Officer Smiley Face is on foot patrol in the lower east side of Deathtrap, Texas, where the rowdiest of all bars are located. The area there is well known for its drug traffic and gang activity, and there’d been a number of assaults on police officers in recent weeks. So Officer S. Face is already on high alert when he passes a suspicious young man hanging out at the corner of Kick and My Butt. The two exchange eye contact and, after mumbling a few words to himself, the guy falls in step behind the officer.
Sensing danger, Officer Face moves to the side of the walkway and turns his back to the brick storefront of Slim’s House of Pawn and Porn. The man stops in front of him and, without warning, he jumps the officer, delivering numerous punches and kicks to the officer’s head and body.
Is Officer Smiley Face expected, by law, to fight a fair fight? Must he stand there and exchange punches and kicks with the thug until the best fighter is left standing? Of course not. Police officers are expected to win every single encounter. They should never lose a battle. Not ever. Their goal is to arrest all suspects and bring them in to stand trial.

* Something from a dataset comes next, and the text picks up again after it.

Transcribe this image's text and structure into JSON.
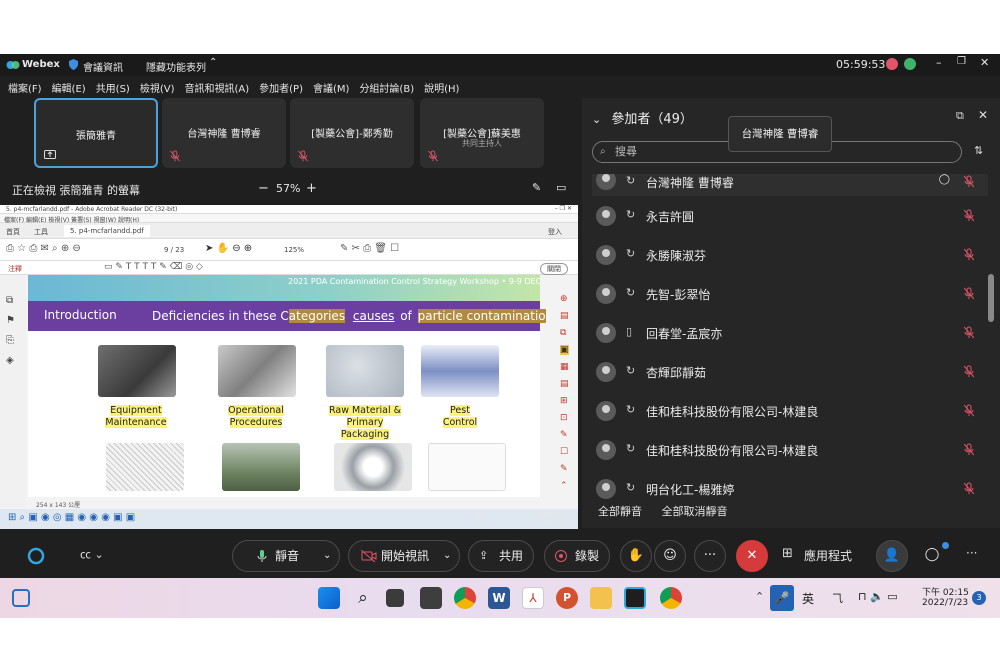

But, suppose the attacker is bigger and stronger? What if there’s more than one attacker? If the bad guy is a better fighter? What then?
Well, all of the above are the reasons officers operate under the “1-Plus Rule of Thumb,” which simply means that officers, under normal circumstances, are allowed to use one level of force above the amount of force used by the suspect/attacker/adversary.
What about an encounter such as the one Officer Smiley faced in the paragraphs above? The man was unarmed and he began his attack at close range. What is Officer Face allowed to do to defend himself?
Well, if the officer feels that his life is in danger he is permitted to use deadly force. But in Face’s case he probably wouldn’t have the time or opportunity to reach one of the weapons on his duty belt. Not at first, anyway.
So here are some options officers may want to consider when faced with deadly force encounters while empty handed. The same tactics could be used by citizens to defend themselves against an attack.
Eye Gouge – Use your palms to guide the thumbs to the eyes, and always use the thumbs when applying this technique. Never a finger. Thumbs are capable of delivering more force than fingers. Besides, fingers break easily as opposed to the sturdier thumbs. But you can use the fingers to grip the head, which helps to provide even more force from the thumbs. A properly applied eye gouge almost always results in the suspect releasing his grip on you.
Knee Strike – A knee strike to the groin, gut, or the large muscle of the thigh, can be a devastating blow. A huge amount of force is generated by this technique, and that force translates into lots of pain for your attacker.
The Head Twist – This one’s a little tricky because you could actually kill your suspect if you’re not careful. BUT, if the officer is fighting for her life, then so be it.
Kick To The Knee – It’s very easy to break a knee, therefore a good kick to it can put your attacker out of commission in a hurry. After all, it’s tough to fight while standing on one leg. It’s also difficult to escape custody with a broken knee. Not many suspects are able to successfully hop to freedom.
Palm-Heel Strike To The Ear – This one is quite painful. Makes ’em see stars and bright white lights. It could also make them release the choke hold they have on you.
Remember, these are NOT the techniques police use to control suspects—arm bars, wrist locks, and come-alongs. These are empty-hand tactics and techniques used when fighting for survival. Officers should use ONLY the amount of force necessary to control a suspect/situation.